What this task involves
All lines of the material that contain "JSON" must be copied out.

Data listing
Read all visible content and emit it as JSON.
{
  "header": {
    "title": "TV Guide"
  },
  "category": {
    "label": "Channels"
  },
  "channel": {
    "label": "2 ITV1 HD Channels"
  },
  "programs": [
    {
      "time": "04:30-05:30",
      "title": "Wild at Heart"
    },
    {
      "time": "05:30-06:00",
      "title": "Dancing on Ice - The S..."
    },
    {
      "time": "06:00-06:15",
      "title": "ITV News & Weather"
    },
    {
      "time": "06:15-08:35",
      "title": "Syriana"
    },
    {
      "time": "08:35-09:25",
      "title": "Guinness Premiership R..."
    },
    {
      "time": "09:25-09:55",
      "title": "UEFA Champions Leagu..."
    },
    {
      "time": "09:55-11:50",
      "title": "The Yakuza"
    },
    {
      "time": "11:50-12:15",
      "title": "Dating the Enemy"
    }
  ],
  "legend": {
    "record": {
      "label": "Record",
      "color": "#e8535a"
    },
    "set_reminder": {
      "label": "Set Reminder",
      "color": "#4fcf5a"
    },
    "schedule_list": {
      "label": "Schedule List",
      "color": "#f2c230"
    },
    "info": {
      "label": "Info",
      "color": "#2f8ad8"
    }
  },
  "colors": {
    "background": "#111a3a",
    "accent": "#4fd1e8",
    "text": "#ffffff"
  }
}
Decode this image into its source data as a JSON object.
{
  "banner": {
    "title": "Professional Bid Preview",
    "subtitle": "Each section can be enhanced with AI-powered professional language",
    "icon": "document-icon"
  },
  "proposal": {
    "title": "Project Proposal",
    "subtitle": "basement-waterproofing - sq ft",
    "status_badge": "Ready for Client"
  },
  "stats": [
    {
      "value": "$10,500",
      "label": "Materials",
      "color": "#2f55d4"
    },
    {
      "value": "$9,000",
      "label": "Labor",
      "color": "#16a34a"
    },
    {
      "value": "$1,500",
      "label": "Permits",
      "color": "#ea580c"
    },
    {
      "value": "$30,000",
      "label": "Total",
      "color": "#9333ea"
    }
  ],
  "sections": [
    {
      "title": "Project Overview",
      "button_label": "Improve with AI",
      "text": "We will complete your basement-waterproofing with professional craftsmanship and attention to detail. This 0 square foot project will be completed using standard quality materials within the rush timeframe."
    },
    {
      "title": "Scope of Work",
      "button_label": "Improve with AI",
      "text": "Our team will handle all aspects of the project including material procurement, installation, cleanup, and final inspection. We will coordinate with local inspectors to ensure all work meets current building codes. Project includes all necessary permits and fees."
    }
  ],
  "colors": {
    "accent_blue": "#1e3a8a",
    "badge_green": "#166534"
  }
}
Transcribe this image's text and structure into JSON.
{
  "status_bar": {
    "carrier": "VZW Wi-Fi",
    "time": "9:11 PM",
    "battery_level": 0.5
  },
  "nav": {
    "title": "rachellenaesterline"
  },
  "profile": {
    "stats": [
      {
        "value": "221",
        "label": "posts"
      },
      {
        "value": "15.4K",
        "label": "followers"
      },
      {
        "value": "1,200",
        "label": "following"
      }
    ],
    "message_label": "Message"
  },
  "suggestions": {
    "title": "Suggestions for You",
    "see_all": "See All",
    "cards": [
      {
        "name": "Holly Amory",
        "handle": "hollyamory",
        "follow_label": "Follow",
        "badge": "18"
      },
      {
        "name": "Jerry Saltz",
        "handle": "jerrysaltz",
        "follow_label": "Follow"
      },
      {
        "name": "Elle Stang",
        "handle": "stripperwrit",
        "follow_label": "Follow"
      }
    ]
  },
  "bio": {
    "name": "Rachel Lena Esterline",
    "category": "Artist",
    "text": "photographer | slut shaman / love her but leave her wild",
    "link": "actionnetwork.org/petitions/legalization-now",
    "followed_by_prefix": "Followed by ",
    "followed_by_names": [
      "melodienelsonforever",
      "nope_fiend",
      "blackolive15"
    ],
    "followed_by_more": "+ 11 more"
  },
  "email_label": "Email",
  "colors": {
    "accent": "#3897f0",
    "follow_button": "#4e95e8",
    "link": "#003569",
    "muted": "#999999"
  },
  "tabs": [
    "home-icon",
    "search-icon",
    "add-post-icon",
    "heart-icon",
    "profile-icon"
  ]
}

Answer box
Read all visible content and emit it as JSON.
Decode this image into its source data as a JSON object.
Transcribe this image's text and structure into JSON.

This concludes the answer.